Exercise objective —
As you reproduce every line below, keep it exactly as written and leave out the images.

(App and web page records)
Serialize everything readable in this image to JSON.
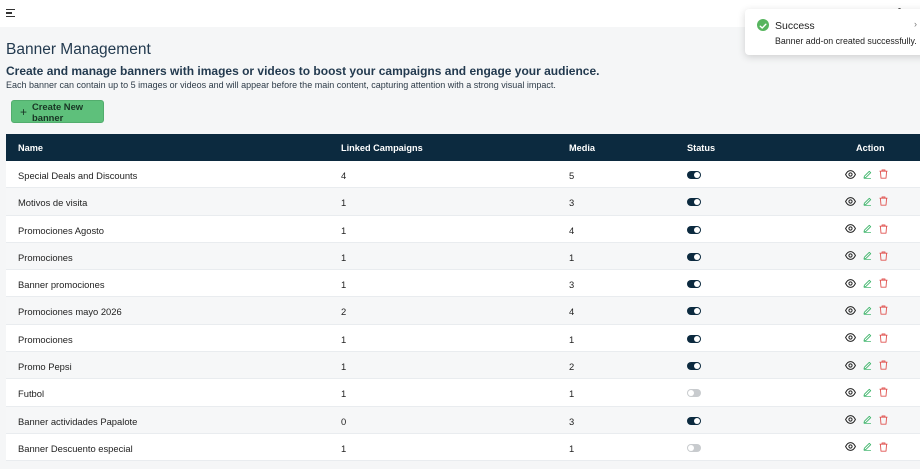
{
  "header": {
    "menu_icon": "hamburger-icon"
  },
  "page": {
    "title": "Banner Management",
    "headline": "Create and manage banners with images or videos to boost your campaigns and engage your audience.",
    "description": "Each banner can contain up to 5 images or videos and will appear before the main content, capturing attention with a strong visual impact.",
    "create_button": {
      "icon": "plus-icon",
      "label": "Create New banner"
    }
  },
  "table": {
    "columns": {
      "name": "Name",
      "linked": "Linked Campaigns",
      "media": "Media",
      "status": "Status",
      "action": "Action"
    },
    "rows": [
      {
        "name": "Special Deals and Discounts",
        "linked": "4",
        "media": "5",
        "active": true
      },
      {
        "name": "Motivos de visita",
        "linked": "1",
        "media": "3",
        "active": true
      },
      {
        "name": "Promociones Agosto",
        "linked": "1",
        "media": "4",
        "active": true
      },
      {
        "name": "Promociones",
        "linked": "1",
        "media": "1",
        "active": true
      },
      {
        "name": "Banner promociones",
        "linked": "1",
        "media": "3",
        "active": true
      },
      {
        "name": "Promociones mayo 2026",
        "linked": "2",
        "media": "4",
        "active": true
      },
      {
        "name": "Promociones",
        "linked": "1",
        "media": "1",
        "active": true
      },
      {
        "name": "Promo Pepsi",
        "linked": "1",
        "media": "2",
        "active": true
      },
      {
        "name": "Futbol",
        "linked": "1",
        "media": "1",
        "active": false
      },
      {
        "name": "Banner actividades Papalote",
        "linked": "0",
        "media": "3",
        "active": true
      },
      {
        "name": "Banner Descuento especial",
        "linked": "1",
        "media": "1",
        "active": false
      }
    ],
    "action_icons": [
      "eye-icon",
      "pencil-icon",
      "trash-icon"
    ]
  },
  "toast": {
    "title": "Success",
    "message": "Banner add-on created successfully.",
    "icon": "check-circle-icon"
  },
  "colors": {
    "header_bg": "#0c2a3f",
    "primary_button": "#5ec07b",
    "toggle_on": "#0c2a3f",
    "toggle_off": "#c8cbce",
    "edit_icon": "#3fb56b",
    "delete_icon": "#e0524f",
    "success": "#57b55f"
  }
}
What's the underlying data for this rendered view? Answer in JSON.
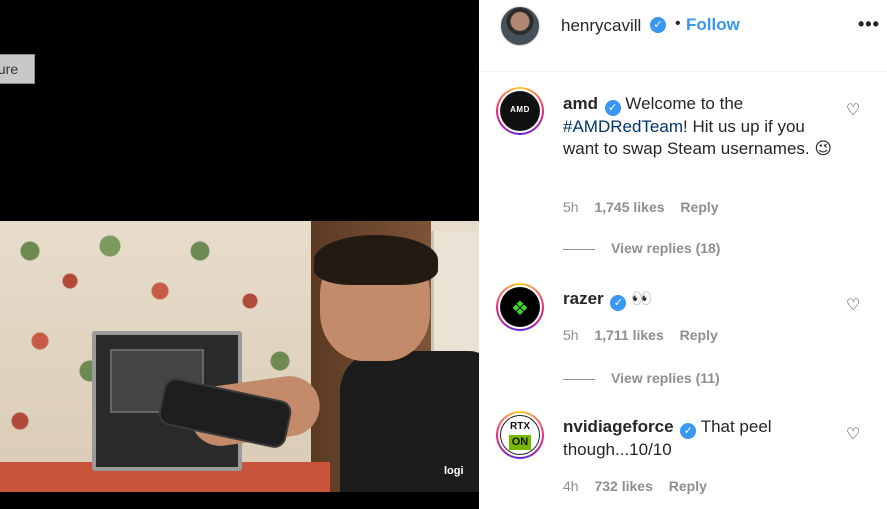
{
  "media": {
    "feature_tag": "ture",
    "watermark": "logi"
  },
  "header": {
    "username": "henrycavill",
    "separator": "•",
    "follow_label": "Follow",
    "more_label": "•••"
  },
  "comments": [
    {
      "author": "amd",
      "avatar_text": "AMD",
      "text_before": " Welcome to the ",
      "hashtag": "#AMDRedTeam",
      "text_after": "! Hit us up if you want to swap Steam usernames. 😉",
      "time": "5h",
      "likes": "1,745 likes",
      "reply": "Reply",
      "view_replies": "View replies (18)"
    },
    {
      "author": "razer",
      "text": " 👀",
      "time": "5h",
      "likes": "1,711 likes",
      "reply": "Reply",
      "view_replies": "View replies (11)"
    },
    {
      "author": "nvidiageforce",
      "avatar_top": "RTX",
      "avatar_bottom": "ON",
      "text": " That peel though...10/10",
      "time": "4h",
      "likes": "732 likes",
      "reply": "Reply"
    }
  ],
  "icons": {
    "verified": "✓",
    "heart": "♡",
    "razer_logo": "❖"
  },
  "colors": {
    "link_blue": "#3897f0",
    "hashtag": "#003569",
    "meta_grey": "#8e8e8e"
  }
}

Output below —
Serialize everything readable in this image to JSON.
{
  "header": {
    "menu_icon": "hamburger-icon"
  },
  "page": {
    "title": "Banner Management",
    "headline": "Create and manage banners with images or videos to boost your campaigns and engage your audience.",
    "description": "Each banner can contain up to 5 images or videos and will appear before the main content, capturing attention with a strong visual impact.",
    "create_button": {
      "icon": "plus-icon",
      "label": "Create New banner"
    }
  },
  "table": {
    "columns": {
      "name": "Name",
      "linked": "Linked Campaigns",
      "media": "Media",
      "status": "Status",
      "action": "Action"
    },
    "rows": [
      {
        "name": "Special Deals and Discounts",
        "linked": "4",
        "media": "5",
        "active": true
      },
      {
        "name": "Motivos de visita",
        "linked": "1",
        "media": "3",
        "active": true
      },
      {
        "name": "Promociones Agosto",
        "linked": "1",
        "media": "4",
        "active": true
      },
      {
        "name": "Promociones",
        "linked": "1",
        "media": "1",
        "active": true
      },
      {
        "name": "Banner promociones",
        "linked": "1",
        "media": "3",
        "active": true
      },
      {
        "name": "Promociones mayo 2026",
        "linked": "2",
        "media": "4",
        "active": true
      },
      {
        "name": "Promociones",
        "linked": "1",
        "media": "1",
        "active": true
      },
      {
        "name": "Promo Pepsi",
        "linked": "1",
        "media": "2",
        "active": true
      },
      {
        "name": "Futbol",
        "linked": "1",
        "media": "1",
        "active": false
      },
      {
        "name": "Banner actividades Papalote",
        "linked": "0",
        "media": "3",
        "active": true
      },
      {
        "name": "Banner Descuento especial",
        "linked": "1",
        "media": "1",
        "active": false
      }
    ],
    "action_icons": [
      "eye-icon",
      "pencil-icon",
      "trash-icon"
    ]
  },
  "toast": {
    "title": "Success",
    "message": "Banner add-on created successfully.",
    "icon": "check-circle-icon"
  },
  "colors": {
    "header_bg": "#0c2a3f",
    "primary_button": "#5ec07b",
    "toggle_on": "#0c2a3f",
    "toggle_off": "#c8cbce",
    "edit_icon": "#3fb56b",
    "delete_icon": "#e0524f",
    "success": "#57b55f"
  }
}
What's the underlying data for this rendered view? Answer in JSON.
{
  "media": {
    "feature_tag": "ture",
    "watermark": "logi"
  },
  "header": {
    "username": "henrycavill",
    "separator": "•",
    "follow_label": "Follow",
    "more_label": "•••"
  },
  "comments": [
    {
      "author": "amd",
      "avatar_text": "AMD",
      "text_before": " Welcome to the ",
      "hashtag": "#AMDRedTeam",
      "text_after": "! Hit us up if you want to swap Steam usernames. 😉",
      "time": "5h",
      "likes": "1,745 likes",
      "reply": "Reply",
      "view_replies": "View replies (18)"
    },
    {
      "author": "razer",
      "text": " 👀",
      "time": "5h",
      "likes": "1,711 likes",
      "reply": "Reply",
      "view_replies": "View replies (11)"
    },
    {
      "author": "nvidiageforce",
      "avatar_top": "RTX",
      "avatar_bottom": "ON",
      "text": " That peel though...10/10",
      "time": "4h",
      "likes": "732 likes",
      "reply": "Reply"
    }
  ],
  "icons": {
    "verified": "✓",
    "heart": "♡",
    "razer_logo": "❖"
  },
  "colors": {
    "link_blue": "#3897f0",
    "hashtag": "#003569",
    "meta_grey": "#8e8e8e"
  }
}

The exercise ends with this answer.